EXERCISE INSTRUCTIONS: Find every line in the records that holds the string "rabbit". Copy each one.

::::

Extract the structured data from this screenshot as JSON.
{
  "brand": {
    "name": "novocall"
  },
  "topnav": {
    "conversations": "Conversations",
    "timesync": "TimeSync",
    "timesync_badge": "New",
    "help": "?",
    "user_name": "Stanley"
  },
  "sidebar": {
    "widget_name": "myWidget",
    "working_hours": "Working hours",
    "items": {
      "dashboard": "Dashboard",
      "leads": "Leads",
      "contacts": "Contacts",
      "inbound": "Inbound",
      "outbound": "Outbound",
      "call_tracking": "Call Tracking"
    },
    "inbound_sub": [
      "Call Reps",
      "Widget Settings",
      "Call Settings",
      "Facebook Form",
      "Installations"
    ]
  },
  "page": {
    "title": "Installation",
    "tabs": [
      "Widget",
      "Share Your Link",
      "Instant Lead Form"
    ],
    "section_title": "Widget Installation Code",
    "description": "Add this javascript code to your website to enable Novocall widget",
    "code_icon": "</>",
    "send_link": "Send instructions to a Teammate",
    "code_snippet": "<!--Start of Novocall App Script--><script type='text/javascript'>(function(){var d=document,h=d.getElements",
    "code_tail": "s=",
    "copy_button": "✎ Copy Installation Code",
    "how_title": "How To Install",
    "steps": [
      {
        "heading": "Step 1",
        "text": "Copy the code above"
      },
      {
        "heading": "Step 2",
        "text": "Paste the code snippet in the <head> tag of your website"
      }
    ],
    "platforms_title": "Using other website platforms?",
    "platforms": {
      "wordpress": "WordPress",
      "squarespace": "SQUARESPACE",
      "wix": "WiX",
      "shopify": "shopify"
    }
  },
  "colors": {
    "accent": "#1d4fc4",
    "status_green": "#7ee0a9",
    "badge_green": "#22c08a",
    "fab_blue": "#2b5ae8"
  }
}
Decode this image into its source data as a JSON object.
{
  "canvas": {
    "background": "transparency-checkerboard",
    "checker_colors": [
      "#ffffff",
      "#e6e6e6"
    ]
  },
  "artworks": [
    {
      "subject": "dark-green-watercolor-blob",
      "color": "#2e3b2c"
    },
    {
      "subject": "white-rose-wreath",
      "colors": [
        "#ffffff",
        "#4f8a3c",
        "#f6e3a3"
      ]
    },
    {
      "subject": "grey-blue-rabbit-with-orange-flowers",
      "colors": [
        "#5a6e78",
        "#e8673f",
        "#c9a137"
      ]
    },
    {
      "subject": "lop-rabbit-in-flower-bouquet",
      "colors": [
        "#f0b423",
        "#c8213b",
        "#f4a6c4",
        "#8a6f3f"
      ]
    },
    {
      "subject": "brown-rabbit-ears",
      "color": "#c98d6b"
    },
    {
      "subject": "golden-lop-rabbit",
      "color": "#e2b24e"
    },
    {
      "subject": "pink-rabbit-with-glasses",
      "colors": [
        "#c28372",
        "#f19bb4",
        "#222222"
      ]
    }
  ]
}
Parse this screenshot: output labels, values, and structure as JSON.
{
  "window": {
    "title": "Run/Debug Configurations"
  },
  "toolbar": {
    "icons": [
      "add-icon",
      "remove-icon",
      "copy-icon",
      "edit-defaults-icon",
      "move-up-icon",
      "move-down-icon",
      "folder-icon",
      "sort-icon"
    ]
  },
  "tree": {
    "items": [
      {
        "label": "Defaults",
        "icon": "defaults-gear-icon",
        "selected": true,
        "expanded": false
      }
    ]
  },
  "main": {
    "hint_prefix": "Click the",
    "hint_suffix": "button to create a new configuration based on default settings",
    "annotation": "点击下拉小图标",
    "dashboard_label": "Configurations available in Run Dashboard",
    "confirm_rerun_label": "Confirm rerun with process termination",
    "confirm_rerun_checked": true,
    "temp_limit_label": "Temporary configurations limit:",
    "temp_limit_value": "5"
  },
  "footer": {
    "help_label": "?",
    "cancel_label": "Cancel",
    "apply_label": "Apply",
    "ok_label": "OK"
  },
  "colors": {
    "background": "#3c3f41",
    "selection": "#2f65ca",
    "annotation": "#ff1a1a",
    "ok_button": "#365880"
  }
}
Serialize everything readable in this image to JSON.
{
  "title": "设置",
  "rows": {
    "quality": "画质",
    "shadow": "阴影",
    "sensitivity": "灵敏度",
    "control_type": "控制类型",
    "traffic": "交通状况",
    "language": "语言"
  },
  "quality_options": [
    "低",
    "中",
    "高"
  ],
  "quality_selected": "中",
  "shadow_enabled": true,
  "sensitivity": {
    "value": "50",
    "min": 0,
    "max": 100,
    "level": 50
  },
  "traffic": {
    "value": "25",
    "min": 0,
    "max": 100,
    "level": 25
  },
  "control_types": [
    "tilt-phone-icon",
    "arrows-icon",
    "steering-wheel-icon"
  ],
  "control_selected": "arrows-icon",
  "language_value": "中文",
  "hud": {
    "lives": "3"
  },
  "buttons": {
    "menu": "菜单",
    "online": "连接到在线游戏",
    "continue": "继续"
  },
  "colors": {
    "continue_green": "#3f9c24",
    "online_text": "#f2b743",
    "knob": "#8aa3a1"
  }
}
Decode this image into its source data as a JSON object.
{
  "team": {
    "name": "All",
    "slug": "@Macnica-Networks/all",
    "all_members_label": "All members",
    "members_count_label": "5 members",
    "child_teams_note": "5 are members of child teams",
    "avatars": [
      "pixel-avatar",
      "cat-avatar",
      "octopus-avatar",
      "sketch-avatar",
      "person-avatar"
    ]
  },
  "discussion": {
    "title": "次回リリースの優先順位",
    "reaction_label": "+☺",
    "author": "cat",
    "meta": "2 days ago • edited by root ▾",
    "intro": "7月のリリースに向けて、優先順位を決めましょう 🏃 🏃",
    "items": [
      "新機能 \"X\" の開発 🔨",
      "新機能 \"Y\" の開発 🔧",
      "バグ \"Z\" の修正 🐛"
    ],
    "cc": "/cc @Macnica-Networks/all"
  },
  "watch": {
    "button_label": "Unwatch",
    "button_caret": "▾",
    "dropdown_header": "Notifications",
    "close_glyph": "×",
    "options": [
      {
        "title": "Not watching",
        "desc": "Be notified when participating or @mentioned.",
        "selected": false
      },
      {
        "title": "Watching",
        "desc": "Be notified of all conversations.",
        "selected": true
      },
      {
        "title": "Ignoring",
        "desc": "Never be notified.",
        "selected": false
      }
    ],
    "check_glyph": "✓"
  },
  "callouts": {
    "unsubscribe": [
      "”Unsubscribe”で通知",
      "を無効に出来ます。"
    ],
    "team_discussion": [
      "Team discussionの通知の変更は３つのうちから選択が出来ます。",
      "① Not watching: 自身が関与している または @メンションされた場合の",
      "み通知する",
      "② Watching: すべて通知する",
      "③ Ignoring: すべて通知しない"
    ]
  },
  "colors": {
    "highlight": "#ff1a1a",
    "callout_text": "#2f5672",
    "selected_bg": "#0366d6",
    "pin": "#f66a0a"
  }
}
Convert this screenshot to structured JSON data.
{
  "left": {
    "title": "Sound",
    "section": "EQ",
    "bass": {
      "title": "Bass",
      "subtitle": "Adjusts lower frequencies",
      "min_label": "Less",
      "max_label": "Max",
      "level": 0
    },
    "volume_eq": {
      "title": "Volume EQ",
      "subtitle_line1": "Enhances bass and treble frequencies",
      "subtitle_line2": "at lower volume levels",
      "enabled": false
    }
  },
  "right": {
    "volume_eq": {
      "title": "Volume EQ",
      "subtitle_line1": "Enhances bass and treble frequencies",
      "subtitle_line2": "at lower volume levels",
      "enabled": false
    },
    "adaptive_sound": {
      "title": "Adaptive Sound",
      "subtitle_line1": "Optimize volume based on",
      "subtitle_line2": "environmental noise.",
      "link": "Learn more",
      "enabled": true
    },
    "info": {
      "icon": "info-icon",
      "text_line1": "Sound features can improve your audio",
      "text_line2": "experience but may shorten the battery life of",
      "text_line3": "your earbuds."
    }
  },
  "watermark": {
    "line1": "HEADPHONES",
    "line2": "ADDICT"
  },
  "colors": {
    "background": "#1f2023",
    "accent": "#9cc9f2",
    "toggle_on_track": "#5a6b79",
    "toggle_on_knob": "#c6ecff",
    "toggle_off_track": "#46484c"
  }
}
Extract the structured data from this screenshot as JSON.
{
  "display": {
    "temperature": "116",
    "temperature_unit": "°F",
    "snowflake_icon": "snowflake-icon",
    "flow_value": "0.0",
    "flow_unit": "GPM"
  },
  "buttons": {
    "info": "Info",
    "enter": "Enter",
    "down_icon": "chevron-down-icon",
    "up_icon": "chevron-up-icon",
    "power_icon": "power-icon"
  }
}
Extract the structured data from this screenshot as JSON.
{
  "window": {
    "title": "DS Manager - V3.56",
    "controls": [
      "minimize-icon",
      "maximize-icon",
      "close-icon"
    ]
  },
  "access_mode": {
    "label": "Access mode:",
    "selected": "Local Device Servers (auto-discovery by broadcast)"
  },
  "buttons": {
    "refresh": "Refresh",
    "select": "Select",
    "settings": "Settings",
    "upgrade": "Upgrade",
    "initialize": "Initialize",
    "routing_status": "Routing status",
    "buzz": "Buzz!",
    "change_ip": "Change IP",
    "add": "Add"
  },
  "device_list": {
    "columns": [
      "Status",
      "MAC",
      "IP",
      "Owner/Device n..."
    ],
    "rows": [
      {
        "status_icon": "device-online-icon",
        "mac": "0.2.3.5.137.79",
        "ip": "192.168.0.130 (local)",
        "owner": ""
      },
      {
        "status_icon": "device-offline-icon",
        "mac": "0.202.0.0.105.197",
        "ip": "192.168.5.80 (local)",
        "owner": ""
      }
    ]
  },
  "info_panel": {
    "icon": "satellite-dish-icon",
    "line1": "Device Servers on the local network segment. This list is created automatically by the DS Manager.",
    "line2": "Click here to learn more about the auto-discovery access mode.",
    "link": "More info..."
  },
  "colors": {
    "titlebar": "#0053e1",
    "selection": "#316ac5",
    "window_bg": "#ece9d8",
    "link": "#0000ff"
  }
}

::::

RESULT:
      "subject": "grey-blue-rabbit-with-orange-flowers",
      "subject": "lop-rabbit-in-flower-bouquet",
      "subject": "brown-rabbit-ears",
      "subject": "golden-lop-rabbit",
      "subject": "pink-rabbit-with-glasses",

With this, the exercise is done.